* ASSIGNMENT:
Search the entries below for the word "icon", then copy each line in which it is found.

::: DATA EXTRACT :::

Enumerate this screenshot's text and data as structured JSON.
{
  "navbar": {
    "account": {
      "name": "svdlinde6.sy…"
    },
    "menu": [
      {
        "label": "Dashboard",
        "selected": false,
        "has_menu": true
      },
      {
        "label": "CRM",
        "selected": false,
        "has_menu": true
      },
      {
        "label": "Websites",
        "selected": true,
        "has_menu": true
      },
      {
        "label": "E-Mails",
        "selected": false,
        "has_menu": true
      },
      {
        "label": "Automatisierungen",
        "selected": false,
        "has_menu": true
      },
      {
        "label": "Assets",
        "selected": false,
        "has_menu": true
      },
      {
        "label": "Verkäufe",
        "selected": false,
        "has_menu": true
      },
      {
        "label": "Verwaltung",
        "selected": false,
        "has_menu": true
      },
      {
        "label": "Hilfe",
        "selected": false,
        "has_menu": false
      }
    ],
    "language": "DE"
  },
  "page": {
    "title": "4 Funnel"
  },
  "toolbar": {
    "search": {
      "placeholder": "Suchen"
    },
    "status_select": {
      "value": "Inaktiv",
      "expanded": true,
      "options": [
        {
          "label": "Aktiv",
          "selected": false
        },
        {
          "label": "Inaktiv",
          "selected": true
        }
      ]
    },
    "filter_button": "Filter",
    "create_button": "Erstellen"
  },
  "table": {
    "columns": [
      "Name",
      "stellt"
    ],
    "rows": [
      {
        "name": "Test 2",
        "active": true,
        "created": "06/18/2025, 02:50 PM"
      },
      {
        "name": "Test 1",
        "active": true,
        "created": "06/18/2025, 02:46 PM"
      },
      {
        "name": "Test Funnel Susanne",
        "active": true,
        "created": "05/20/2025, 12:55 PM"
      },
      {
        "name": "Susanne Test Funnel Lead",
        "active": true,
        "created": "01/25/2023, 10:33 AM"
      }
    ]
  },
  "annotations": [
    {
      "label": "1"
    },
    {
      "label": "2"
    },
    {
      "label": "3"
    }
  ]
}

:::
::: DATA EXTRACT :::

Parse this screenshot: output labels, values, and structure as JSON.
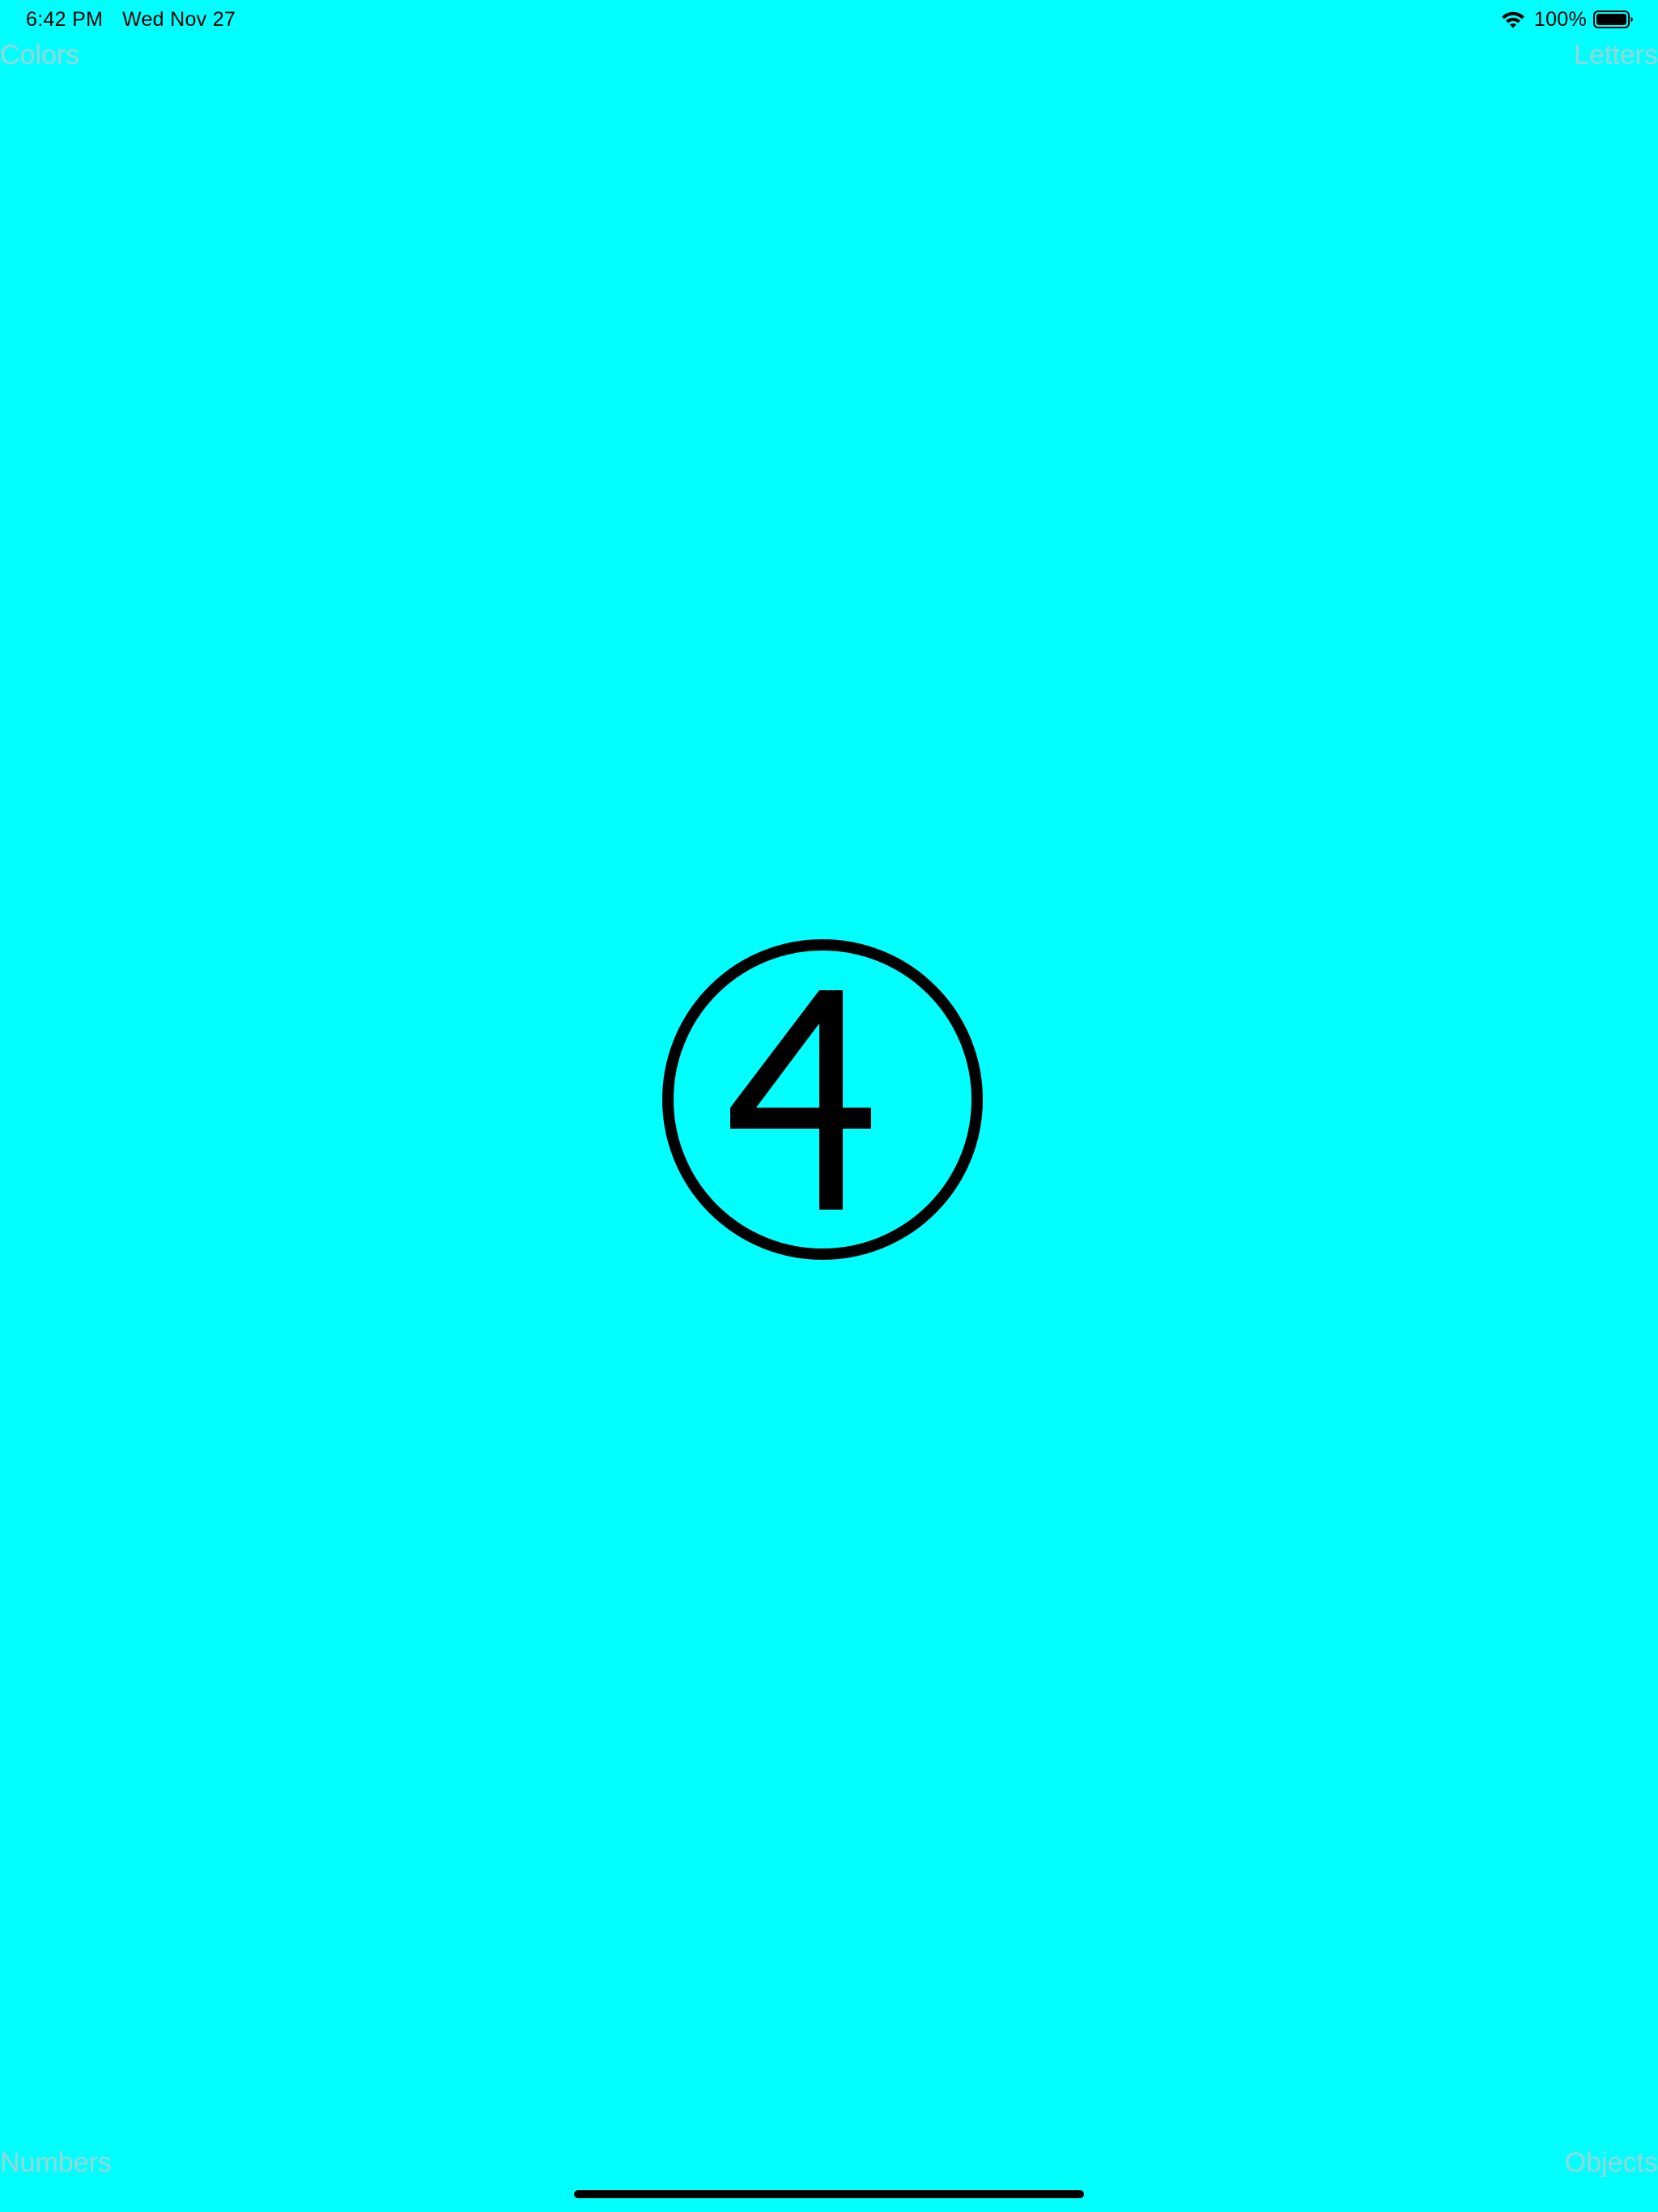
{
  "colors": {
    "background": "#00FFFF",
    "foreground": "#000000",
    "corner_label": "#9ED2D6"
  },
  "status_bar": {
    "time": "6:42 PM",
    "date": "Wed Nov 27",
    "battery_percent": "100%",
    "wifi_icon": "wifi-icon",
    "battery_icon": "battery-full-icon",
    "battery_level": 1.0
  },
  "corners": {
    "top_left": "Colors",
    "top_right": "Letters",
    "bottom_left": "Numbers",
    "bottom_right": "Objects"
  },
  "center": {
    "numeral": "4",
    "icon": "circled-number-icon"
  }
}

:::

* PROBLEM SOLUTION:
    "wifi_icon": "wifi-icon",
    "battery_icon": "battery-full-icon",
    "icon": "circled-number-icon"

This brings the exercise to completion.